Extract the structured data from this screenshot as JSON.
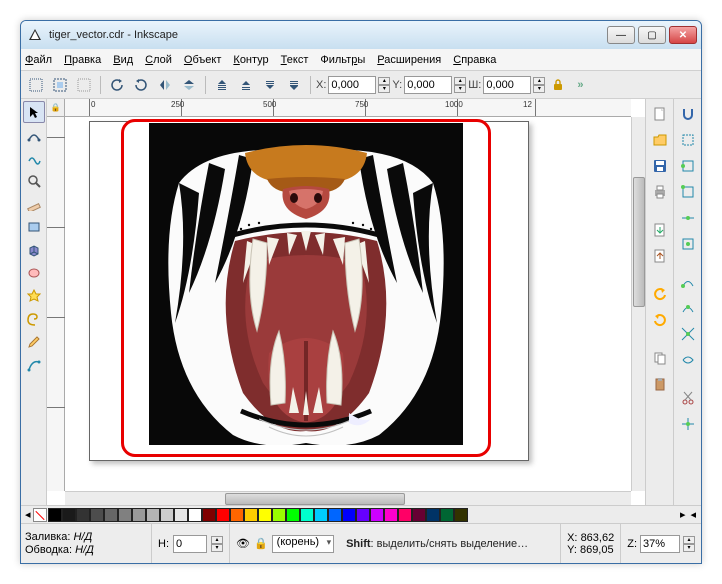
{
  "window": {
    "title": "tiger_vector.cdr - Inkscape"
  },
  "menu": {
    "items": [
      "Файл",
      "Правка",
      "Вид",
      "Слой",
      "Объект",
      "Контур",
      "Текст",
      "Фильтры",
      "Расширения",
      "Справка"
    ]
  },
  "controls": {
    "x_label": "X:",
    "x_value": "0,000",
    "y_label": "Y:",
    "y_value": "0,000",
    "w_label": "Ш:",
    "w_value": "0,000"
  },
  "ruler": {
    "marks": [
      "0",
      "250",
      "500",
      "750",
      "1000",
      "12"
    ]
  },
  "palette": {
    "colors": [
      "#000000",
      "#1a1a1a",
      "#333333",
      "#4d4d4d",
      "#666666",
      "#808080",
      "#999999",
      "#b3b3b3",
      "#cccccc",
      "#e6e6e6",
      "#ffffff",
      "#800000",
      "#ff0000",
      "#ff6600",
      "#ffcc00",
      "#ffff00",
      "#99ff00",
      "#00ff00",
      "#00ffcc",
      "#00ccff",
      "#0066ff",
      "#0000ff",
      "#6600ff",
      "#cc00ff",
      "#ff00cc",
      "#ff0066",
      "#660033",
      "#003366",
      "#006633",
      "#333300"
    ]
  },
  "status": {
    "fill_label": "Заливка:",
    "stroke_label": "Обводка:",
    "na": "Н/Д",
    "h_label": "Н:",
    "h_value": "0",
    "layer": "(корень)",
    "message": "Shift: выделить/снять выделение…",
    "coord_x_label": "X:",
    "coord_x": "863,62",
    "coord_y_label": "Y:",
    "coord_y": "869,05",
    "zoom_label": "Z:",
    "zoom": "37%"
  }
}
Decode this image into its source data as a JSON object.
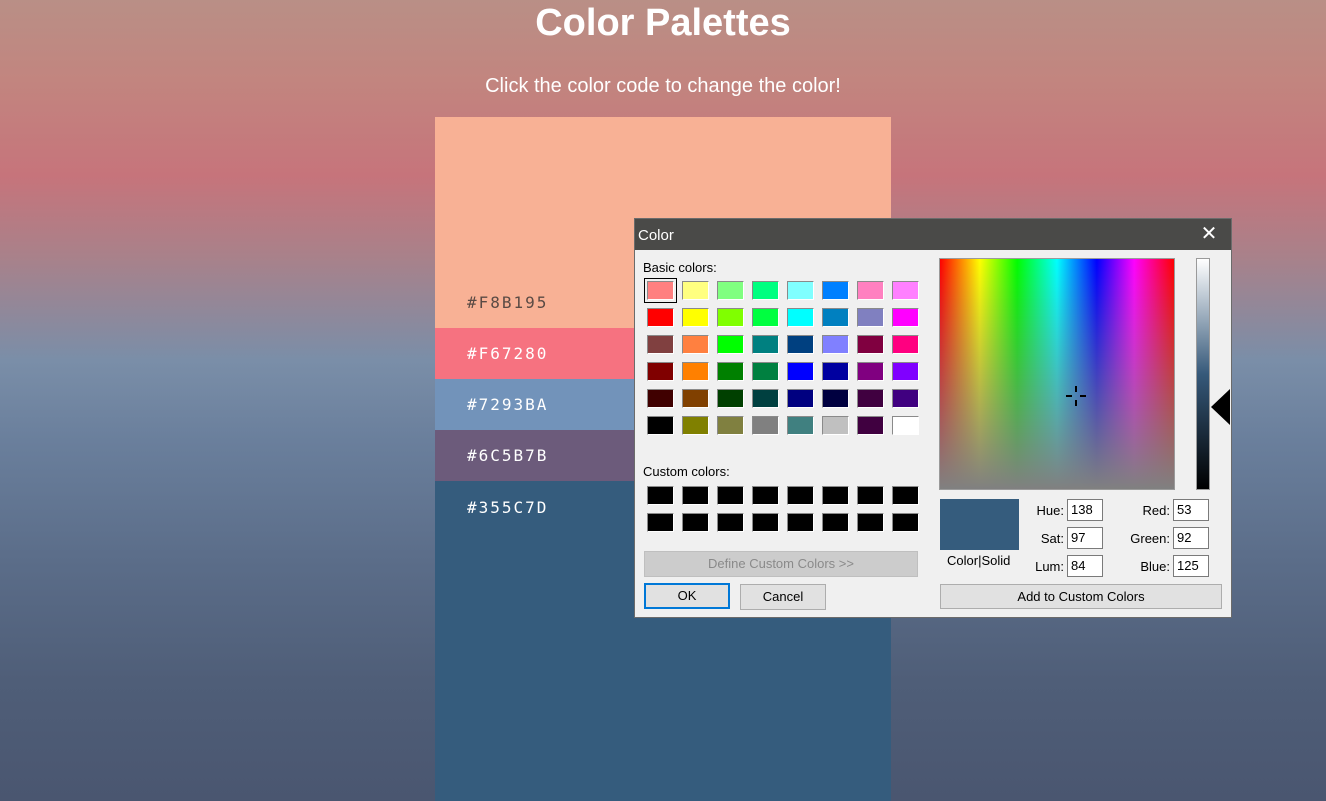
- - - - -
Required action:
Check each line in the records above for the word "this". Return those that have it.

Task output:
Extract the structured data from this screenshot as JSON.
Decode this image into its source data as a JSON object.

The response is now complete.